In a method of use, where the annulus stent 10 has been inserted into the aperture, as has been previously described and shown in FIGS. 12 A-b, an injection instrument, as known in the art, such as a syringe, is used to inject the biocompatible fluid or expansive foam into the internal cavity 62 of the flexible bladder 60. The biocompatible fluid or expansive foam is injected through the annulus stent 10 into the internal cavity of the flexible bladder 28. Sufficient material is injected into the internal cavity 62 to expand the flexible bladder 60 to fill the void in the intervertebral disc cavity. The use of the flexible bladder 60 is particularly useful when it is required to remove all or part of the intervertebral disc nucleus.

The surgical repair of an intervertebral disc may require the removal of the entire disc nucleus, being replaced with an implant, or the removal of a portion of the disc nucleus thereby leaving a void in the intervertebral disc cavity. The flexible bladder 60 allows for the removal of only the damaged section of the disc nucleus, with the expanded flexible bladder 60 filling the resultant void in the intervertebral disc cavity.

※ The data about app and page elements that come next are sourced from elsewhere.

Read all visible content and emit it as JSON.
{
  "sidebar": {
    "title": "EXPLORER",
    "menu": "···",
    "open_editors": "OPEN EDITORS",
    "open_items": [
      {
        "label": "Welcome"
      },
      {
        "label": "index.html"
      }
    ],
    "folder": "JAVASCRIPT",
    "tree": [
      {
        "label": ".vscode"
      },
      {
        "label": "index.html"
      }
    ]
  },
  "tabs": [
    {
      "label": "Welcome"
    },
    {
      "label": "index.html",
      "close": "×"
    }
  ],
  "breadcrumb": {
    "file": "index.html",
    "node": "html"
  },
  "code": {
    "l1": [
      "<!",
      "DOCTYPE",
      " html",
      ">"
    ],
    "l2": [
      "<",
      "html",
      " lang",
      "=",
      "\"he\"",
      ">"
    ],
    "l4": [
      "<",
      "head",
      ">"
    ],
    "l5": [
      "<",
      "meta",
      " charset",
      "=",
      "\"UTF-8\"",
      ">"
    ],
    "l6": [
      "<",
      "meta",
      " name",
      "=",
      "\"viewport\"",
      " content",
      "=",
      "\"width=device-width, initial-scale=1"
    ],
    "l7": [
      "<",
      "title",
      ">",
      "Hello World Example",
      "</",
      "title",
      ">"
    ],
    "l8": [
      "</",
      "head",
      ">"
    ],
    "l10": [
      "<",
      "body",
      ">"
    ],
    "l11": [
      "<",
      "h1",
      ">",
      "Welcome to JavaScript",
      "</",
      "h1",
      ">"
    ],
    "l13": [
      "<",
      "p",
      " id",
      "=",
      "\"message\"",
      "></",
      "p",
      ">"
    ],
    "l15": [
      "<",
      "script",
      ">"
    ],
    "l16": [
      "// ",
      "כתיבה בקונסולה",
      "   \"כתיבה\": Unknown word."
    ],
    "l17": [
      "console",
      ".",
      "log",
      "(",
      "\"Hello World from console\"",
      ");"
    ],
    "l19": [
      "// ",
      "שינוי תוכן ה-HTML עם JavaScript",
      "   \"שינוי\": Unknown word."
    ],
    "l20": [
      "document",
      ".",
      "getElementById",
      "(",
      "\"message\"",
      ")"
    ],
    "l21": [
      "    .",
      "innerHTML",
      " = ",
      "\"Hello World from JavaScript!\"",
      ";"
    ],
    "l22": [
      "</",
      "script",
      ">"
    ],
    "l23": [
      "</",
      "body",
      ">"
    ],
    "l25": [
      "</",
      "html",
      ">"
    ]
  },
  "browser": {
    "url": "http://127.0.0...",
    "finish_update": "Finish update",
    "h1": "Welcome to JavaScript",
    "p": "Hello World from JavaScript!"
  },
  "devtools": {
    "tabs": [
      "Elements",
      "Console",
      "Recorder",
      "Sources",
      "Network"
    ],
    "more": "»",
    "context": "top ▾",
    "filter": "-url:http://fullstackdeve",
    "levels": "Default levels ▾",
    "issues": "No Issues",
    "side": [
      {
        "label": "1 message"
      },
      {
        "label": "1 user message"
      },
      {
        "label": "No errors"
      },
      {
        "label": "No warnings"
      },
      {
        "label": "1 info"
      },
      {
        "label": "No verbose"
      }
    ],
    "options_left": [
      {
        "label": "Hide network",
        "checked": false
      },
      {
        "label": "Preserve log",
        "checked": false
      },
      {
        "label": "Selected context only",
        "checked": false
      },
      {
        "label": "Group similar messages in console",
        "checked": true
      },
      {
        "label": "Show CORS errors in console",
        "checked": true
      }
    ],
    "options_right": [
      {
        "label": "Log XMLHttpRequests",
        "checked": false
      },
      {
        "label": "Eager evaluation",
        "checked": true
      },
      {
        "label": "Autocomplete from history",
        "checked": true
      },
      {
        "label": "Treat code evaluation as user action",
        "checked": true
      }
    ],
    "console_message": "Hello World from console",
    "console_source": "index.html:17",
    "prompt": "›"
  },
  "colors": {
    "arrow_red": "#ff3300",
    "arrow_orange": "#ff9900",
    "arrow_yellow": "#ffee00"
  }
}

A major advantage of the annulus stent 10 with the flexible bladder 60 is that the incision area in the annulus can be reduced in size as there is no need for the insertion of an implant into the intervertebral disc cavity.

In an alternative method of use, a dehydrated hydrogel is injected into the internal cavity 28 of the flexible bladder 60. Fluid, from the disc nucleus, passes through the semi-permeable membrane 64 hydrating the dehydrated hydrogel. As the hydrogel absorbs the fluid the flexible bladder expands 60, filling the void in the intervertebral disc cavity.

All patents referred to or cited herein are incorporated by reference in their entirety to the extent they are not inconsistent with the explicit teachings of this specification, including; U.S. Pat. No. 5,108,438 (Stone), U.S. Pat. No. 5,258,043 (Stone), U.S. Pat. No. 4,904,260 (Ray et al.), U.S. Pat. No. 5,964,807 (Gan et al.), U.S. Pat. No. 5,849,331 (Ducheyne et al.), U.S. Pat. No. 5,122,154 (Rhodes), U.S. Pat. No. 5,204,106 (Schepers at al.), U.S. Pat. No. 5,888,220 (Felt et al.) and U.S. Pat. No. 5,376,120 (Sarver et al.).

It should be understood that the examples and embodiments described herein are for illustrative purposes only and that various modifications or changes in light thereof will be suggested to persons skilled in the art and are to be included within the spirit and preview of this application and the scope of the appended claims.

Referenced by
Citing PatentFiling datePublication dateApplicantTitle
US7846208Aug 30, 2006Dec 7, 2010Anulex Technologies, Inc.Spinal disc annulus reconstruction method and deformable spinal disc annulus stent
US8454690Sep 17, 2010Jun 4, 2013William T. MCCLELLANSystems and methods for tissue expansion with fluid delivery and drainage system
Legal Events
DateCodeEventDescription
Jan 3, 2007ASAssignment
Owner name: ANULEX TECHNOLOGIES INC., MINNESOTA
Free format text: ASSIGNMENT OF ASSIGNORS INTEREST;ASSIGNOR:PROTOSTAR, INC.;REEL/FRAME:018703/0114
Effective date: 20010316
Owner name: CAUTHEN RESEARCH GROUP, INC., FLORIDA
Free format text: ASSIGNMENT OF ASSIGNORS INTEREST;ASSIGNOR:CAUTHEN, JOSEPH C.;REEL/FRAME:018703/0092
Effective date: 20001016
Owner name: PROTOSTAR, INC., MINNESOTA
Free format text: ASSIGNMENT OF ASSIGNORS INTEREST;ASSIGNOR:CAUTHEN RESEARCH GROUP, INC.;REEL/FRAME:018703/0132
Effective date: 20010315